Category Archives: success

Still waiting……

We have now entered the difficult time of year where everything’s growing merrily (particularly the weeds) and yet nothing is ready to harvest (except the lettuce, that’s still coming.)  Maddening.

The back 40 garden looks good:

Back 40
Back 40
Beans, corn , pumpkins & watermelons
Beans, corn , pumpkins & watermelons

While we were away at Barbecue University, all the peas and beans came up, much to our delight, because it apparently rained really hard for that week.  We need to focus on putting up trellises this weekend, and we’ll see if we’re still so pleased when we’re out there picking bushels of legumes in either the broiling sun, or the mosquito-infested twilight of August.  Either way, likely to be uncomfortable while harvesting:

Beans and peas
Beans and peas

In other news, almost all of the seeds I sowed for herbs have come up.  The dill has been a little difficult, but that happened last year so I’m not worried, plus I don’t use a ton of fresh dill in my cooking so what’s coming up will probably be enough.  And another challenge is that I absolutely cannot tell the difference between the tarragon seedlings and the weeds.  This should sort itself out in a few weeks, because the weeds will grow much bigger much faster.  I think.  I didn’t photograph it, because who wants visual evidence of their weeding incompetency?

I am currently reading The Roots of My Obsession: Thirty Great Gardeners Reveal Why They Garden, edited by Thomas C. Cooper.  It’s a series of essays by famous gardeners (not that I’ve heard of any of them, though) trying to articulate why they garden.  Most of them can’t – they can trace the roots of their interest to a family member, or family tradition, or just an interest – but all of them are universal in their love for working with dirt and plants.  It’s a mix of both vegetable and ornamental gardeners (and sometimes folks who are both) and an interesting read.  Something to occupy my time while I avoid weeding the tarragon right out of existence.

The sweet taste of success

Last year we tried, and failed, to grow watermelons.  Our selected brand of choice was Sugar Baby, a small volleyball sized fruit noted for sweetness and quick ripening. One of the major problems of gardening in New England is that sometimes Mother Nature smites you with a frost the second week of September. 

Our plants last year got to be about 8-10″ long, produce a few watermelons the size of golf or tennis balls, then shriveled up, died and rotted.

We were undeterred, however – only after trying something a couple of times and failing will we give up, so we used seeds saved from last year and planted seedlings this year, then transferred the seedlings out to the garden in mid-May.  The plants grew, the fruit grew, and everything seemed to be unmolested by bugs.  Hurrah!

Returning home from vacation this past weekend, we were confronted by basketball-sized fruit, dark green on the outside:

We Googled “how to tell if watermelon is ripe” and learned that you can:

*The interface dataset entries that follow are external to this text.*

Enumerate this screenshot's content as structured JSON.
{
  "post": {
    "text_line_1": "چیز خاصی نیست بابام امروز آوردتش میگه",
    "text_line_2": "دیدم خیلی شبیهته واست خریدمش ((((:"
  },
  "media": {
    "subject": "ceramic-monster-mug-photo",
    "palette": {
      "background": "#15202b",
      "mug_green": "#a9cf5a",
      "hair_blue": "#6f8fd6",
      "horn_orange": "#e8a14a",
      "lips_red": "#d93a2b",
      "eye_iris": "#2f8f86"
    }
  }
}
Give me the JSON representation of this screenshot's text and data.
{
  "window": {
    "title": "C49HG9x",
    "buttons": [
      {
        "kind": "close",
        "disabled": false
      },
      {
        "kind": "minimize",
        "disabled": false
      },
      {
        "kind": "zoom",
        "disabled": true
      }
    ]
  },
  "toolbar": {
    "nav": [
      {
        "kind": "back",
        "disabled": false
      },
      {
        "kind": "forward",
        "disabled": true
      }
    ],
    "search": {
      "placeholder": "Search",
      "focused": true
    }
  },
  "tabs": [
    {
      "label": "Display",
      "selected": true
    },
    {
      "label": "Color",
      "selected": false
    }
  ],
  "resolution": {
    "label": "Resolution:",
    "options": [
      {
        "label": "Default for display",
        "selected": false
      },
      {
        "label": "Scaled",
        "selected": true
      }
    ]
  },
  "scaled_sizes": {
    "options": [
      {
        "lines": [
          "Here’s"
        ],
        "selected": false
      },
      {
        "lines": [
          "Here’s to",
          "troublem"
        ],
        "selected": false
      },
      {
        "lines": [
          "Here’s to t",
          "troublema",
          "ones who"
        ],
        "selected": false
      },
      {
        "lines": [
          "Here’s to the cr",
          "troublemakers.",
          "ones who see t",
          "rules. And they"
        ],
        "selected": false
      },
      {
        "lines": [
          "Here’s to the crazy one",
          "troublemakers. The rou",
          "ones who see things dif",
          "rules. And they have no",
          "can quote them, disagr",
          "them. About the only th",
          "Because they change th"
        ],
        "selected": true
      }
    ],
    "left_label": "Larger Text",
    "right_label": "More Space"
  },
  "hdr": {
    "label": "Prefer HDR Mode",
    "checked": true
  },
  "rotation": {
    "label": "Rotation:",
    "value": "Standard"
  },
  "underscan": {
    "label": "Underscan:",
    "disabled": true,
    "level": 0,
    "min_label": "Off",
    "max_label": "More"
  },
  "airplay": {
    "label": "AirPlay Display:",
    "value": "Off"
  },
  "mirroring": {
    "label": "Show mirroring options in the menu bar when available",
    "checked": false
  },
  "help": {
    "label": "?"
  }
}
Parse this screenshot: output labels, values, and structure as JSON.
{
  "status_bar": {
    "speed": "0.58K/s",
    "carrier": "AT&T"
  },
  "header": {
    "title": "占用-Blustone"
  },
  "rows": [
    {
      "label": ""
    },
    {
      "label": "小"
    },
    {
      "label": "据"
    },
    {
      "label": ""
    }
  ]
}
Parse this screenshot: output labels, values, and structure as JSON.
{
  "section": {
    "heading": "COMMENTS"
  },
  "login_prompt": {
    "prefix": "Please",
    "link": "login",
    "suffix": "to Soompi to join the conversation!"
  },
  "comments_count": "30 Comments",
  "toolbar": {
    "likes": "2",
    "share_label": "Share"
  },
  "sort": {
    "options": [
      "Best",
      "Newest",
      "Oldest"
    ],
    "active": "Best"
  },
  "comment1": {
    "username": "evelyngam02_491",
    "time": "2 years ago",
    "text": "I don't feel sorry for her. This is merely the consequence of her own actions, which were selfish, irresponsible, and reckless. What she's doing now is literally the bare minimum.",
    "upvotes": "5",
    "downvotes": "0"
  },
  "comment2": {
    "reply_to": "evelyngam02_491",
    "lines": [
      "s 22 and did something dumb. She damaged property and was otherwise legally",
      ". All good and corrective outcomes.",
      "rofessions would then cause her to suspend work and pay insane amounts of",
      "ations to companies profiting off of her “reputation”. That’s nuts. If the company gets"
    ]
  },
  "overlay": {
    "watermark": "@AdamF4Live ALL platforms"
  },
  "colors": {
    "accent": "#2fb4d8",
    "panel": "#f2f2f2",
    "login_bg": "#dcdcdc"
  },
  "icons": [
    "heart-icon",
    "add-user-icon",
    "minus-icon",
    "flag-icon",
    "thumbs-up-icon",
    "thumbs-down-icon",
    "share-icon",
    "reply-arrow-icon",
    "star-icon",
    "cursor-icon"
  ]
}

a.)  thump them – if they sound hollow, it is usually ripe;
b.)  look for the spot where the melon rested on the ground – a yellow-white, yellow or a cream-yellow color spot suggests ripeness and a white or pale green spot indicates immaturity. A green watermelon will have a white bottom; a ripe melon will have a cream- or yellow-colored bottom;
c.) check the “pigtail” or tendril closest to the melon on the vine – when begins to shrivel and dry up. If it dries while the leaves and rest of the vine looks good, the melon should be ripe;
d.) crack a few. You’ve got a whole field of watermelons, and you can practice a little, right?

Er, no – we have exactly three watermelons, so the margin of error is non-existent.  Also, there are no pigtail tendrils on our watermelons so we had to rely on a.) and b.) to decide whether or not to pick a watermelon.  I would have let them go a few more days, or probably until next weekend, but J was really eager, and what do I know about yellow-white vs. white anyway?  Better to let him take the shot in the dark and pick it, although cutting it was my responsibility:

The watermelon is not quite as sweet as some we have had but J swears it tastes better because it came from our yard.  I would agree – and you don’t get much fresher than having watermelon with dinner that you picked 20 minutes before.

The remaining 2 watermelons are still out in the patch and will be picked in successive order as soon as they are needed.  We’re calling victory on this one.

“When one has tasted watermelon he knows what the angels eat.” – Mark Twain